-- WHAT IS NEEDED --
Which lines in the records below contain the word "screenshot"? Copy each one.

-- RECORDS SUPPLIED --
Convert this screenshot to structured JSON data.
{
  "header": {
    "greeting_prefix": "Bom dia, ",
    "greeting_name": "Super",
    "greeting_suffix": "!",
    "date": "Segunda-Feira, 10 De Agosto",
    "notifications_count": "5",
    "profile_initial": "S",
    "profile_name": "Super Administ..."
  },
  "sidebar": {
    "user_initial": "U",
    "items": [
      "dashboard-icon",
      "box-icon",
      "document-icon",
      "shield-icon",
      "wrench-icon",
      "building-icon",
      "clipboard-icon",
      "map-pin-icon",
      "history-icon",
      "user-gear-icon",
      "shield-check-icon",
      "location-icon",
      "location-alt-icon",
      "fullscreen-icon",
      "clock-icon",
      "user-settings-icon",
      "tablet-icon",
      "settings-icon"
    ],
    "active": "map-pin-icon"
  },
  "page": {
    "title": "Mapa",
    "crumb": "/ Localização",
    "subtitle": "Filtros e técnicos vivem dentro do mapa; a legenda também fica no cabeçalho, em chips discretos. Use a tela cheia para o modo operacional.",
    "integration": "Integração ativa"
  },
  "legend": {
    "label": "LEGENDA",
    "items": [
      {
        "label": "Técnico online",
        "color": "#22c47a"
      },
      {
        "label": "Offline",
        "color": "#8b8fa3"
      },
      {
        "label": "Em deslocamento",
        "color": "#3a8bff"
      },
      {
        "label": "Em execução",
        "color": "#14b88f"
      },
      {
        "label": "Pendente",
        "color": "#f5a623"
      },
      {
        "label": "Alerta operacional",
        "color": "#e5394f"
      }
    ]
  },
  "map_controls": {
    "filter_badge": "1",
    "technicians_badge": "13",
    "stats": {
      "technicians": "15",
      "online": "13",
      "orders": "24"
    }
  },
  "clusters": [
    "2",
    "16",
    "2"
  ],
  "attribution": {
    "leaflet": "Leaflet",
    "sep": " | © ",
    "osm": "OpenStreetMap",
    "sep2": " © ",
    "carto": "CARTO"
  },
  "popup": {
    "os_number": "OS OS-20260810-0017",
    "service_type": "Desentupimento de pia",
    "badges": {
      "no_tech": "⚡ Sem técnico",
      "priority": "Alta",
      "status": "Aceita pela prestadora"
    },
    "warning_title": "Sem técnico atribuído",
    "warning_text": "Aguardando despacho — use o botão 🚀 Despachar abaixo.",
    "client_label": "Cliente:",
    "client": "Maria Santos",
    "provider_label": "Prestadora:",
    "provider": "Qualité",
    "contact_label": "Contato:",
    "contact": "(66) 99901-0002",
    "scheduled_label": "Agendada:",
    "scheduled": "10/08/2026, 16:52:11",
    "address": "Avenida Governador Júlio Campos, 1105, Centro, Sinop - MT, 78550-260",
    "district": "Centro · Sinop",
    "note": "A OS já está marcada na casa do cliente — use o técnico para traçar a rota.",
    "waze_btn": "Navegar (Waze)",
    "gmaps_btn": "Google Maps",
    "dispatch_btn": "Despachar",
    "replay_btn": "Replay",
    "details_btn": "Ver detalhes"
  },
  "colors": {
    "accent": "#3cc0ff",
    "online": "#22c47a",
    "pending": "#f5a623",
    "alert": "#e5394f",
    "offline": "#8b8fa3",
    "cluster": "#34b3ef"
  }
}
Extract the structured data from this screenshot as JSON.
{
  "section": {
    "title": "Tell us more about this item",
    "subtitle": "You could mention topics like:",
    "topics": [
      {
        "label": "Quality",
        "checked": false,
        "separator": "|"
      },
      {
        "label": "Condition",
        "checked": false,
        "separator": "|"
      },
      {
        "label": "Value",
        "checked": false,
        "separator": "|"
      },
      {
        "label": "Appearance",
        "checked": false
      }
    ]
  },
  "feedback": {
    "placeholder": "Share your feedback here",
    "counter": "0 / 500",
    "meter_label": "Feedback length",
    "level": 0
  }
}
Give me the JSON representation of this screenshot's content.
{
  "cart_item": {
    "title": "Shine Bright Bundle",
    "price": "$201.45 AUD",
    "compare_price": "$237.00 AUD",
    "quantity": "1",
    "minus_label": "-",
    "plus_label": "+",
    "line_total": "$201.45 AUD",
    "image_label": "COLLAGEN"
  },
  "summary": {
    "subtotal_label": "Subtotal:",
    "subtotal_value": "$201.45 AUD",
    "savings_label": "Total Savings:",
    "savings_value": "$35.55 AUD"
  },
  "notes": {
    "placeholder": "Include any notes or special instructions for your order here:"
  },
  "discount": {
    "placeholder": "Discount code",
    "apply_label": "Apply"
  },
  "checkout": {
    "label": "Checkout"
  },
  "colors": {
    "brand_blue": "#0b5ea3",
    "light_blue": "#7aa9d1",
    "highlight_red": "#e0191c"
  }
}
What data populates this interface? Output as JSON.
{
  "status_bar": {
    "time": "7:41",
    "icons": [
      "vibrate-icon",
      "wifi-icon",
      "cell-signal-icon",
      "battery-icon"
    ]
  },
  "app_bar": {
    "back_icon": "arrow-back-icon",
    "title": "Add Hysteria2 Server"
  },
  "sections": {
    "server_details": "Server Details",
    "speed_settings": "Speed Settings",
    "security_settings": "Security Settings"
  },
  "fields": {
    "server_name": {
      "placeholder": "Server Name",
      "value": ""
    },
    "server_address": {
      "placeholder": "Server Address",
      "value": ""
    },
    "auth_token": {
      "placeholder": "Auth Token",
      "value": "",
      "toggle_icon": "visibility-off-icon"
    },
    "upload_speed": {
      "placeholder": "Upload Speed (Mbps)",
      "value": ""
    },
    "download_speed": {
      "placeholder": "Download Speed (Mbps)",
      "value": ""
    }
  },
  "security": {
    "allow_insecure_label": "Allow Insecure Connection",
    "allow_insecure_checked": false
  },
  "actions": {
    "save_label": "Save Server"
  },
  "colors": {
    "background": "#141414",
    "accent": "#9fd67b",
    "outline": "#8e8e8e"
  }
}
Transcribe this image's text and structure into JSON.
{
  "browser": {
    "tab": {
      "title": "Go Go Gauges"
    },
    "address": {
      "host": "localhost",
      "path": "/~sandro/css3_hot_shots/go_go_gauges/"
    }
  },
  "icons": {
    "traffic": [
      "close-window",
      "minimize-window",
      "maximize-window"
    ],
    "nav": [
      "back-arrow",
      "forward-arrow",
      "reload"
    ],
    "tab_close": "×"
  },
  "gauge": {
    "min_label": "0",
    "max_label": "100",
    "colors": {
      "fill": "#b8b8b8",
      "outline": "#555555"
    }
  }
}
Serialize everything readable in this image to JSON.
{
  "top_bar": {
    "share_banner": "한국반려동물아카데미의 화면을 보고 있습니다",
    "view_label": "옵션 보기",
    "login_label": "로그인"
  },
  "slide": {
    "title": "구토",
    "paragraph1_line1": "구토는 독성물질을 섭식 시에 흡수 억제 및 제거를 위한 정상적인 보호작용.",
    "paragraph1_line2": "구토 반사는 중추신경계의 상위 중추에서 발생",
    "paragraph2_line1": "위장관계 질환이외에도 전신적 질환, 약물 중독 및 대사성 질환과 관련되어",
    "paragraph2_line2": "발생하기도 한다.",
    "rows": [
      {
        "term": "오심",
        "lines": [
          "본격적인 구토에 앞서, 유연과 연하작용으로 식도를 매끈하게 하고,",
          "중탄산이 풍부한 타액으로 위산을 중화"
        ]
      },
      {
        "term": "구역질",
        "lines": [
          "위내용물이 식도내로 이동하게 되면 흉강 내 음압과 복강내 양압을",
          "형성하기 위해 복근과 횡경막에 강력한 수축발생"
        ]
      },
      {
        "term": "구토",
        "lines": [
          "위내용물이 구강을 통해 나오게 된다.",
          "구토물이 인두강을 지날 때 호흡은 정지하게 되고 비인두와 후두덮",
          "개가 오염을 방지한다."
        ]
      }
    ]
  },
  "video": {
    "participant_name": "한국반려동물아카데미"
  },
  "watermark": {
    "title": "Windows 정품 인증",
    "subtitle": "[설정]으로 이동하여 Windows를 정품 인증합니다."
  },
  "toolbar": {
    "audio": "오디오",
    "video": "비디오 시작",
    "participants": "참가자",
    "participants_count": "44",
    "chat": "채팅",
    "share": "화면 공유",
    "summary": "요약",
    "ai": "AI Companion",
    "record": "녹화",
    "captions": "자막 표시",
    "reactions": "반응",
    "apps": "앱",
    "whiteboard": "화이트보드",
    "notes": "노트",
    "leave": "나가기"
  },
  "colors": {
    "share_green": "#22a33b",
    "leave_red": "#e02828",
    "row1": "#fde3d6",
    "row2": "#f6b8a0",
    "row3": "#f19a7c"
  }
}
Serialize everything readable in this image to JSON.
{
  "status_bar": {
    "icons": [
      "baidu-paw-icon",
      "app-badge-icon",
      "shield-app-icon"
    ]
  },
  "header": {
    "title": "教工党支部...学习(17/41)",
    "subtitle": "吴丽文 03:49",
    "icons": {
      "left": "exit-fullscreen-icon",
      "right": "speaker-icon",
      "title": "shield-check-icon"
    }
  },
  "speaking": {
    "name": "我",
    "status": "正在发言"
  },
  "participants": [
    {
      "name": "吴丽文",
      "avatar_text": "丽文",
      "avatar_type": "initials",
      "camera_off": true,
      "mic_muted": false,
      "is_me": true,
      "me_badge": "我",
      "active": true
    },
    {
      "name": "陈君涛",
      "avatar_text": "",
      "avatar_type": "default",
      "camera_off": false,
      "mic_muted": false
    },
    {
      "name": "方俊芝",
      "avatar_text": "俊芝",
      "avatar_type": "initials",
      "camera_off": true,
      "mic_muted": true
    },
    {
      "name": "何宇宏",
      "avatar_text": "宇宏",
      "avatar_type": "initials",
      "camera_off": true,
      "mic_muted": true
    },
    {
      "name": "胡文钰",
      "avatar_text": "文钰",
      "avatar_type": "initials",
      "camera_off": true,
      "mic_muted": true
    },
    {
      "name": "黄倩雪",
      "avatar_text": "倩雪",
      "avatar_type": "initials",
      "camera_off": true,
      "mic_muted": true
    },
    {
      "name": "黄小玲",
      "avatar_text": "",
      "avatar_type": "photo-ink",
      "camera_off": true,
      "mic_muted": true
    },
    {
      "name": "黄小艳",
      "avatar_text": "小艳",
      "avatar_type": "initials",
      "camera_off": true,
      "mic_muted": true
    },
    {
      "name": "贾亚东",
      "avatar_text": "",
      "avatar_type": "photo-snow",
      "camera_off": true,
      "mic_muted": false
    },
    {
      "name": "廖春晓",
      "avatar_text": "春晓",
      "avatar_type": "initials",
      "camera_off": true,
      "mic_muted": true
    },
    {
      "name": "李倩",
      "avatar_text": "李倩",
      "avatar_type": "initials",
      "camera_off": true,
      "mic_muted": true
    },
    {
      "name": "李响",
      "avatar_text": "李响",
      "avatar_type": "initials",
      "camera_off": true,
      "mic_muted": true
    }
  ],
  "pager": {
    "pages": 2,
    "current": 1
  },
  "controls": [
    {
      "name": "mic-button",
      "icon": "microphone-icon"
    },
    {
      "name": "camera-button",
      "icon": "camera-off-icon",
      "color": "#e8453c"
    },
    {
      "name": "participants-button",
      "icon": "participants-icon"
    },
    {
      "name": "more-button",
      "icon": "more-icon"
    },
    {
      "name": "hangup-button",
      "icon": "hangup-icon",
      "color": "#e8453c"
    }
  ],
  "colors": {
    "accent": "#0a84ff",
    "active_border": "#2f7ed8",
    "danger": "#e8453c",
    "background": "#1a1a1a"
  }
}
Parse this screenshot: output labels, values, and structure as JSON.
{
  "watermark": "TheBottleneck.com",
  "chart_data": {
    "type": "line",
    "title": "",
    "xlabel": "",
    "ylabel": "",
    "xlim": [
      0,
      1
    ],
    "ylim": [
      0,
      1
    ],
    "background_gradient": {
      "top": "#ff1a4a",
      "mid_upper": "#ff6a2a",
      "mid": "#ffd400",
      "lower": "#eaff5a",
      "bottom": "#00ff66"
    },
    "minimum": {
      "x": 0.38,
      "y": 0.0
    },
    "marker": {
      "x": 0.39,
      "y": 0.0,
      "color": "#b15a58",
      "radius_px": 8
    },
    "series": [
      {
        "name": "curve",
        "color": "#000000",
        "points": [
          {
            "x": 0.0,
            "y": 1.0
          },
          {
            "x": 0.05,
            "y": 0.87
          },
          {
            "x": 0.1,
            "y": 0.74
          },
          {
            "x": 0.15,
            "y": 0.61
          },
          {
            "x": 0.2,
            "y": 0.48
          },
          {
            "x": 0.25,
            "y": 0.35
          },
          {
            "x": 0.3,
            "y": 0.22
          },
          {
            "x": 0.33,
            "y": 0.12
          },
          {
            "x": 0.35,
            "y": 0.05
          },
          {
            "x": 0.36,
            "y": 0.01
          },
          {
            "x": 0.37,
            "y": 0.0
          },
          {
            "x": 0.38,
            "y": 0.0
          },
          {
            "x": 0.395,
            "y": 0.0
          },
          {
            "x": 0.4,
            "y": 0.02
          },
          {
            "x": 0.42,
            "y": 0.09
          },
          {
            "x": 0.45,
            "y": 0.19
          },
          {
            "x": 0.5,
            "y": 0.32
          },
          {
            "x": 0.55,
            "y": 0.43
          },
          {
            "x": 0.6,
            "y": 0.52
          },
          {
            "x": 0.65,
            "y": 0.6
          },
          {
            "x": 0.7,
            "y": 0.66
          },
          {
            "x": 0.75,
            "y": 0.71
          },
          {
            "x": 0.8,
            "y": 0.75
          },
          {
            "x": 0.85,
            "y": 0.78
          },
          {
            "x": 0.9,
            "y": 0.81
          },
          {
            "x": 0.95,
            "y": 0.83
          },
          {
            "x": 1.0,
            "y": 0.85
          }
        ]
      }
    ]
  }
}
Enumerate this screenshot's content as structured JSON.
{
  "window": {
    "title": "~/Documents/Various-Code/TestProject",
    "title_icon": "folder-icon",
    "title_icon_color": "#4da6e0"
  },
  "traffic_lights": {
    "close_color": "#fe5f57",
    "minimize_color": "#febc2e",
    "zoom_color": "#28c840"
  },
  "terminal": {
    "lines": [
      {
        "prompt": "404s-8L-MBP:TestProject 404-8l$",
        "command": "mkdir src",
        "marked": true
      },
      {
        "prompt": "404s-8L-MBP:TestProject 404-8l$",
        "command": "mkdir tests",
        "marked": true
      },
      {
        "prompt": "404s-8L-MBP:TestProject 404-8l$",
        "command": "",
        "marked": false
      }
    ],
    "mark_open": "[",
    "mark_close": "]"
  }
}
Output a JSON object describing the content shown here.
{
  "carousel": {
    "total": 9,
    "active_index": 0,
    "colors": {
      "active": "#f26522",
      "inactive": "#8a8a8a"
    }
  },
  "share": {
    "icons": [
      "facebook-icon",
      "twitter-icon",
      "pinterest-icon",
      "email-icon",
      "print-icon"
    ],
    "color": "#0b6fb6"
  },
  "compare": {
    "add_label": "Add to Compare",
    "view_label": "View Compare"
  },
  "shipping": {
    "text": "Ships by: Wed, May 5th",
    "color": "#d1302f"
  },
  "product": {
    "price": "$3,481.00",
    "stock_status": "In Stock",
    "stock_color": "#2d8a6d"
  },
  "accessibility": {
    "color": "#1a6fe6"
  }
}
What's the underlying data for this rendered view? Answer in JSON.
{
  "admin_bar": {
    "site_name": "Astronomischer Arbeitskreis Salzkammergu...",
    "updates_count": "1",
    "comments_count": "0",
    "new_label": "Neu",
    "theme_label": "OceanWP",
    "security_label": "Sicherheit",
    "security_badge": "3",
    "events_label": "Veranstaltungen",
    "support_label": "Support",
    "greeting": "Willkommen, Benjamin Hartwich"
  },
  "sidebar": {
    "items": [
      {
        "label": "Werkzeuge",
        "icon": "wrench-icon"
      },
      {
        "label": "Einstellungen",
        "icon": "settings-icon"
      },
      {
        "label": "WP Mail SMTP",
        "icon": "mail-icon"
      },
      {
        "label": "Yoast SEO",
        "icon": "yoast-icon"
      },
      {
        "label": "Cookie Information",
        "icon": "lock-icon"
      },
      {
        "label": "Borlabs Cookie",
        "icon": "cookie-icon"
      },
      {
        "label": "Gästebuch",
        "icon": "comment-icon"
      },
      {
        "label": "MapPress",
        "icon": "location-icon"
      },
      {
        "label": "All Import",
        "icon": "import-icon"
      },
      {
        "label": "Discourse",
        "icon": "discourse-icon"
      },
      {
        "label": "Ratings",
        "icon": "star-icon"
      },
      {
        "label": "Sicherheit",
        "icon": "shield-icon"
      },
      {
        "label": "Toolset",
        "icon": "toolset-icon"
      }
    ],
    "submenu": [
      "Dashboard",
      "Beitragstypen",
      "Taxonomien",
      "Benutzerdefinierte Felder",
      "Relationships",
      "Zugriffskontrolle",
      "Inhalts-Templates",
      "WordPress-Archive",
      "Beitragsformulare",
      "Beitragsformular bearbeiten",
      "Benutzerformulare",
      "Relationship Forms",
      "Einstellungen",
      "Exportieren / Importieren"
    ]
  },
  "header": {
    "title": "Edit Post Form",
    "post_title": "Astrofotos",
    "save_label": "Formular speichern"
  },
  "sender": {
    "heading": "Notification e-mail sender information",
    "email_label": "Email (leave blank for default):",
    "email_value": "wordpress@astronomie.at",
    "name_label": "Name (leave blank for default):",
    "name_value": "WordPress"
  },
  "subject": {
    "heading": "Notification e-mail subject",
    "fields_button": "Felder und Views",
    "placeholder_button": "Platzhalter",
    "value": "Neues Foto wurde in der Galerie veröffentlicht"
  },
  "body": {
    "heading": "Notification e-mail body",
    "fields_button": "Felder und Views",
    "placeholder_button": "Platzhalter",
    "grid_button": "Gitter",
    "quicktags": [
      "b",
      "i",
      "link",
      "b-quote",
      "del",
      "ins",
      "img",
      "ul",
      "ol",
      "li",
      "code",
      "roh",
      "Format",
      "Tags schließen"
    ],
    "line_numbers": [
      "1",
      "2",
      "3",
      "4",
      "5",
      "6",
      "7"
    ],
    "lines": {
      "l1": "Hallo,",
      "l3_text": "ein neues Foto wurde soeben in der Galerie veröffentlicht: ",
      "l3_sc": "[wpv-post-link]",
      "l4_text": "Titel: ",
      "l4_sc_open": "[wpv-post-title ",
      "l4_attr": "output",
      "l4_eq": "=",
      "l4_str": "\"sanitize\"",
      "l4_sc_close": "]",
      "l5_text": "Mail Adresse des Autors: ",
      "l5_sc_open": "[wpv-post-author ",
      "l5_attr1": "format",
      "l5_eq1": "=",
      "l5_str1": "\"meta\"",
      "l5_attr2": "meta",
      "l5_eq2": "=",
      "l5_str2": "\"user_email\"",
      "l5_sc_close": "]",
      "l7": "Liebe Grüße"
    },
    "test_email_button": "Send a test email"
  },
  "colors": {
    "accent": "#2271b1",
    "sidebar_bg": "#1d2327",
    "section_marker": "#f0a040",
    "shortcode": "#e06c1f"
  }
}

-- TASK RESPONSE --
Convert this screenshot to structured JSON data.
Extract the structured data from this screenshot as JSON.
Give me the JSON representation of this screenshot's content.
Parse this screenshot: output labels, values, and structure as JSON.
Enumerate this screenshot's content as structured JSON.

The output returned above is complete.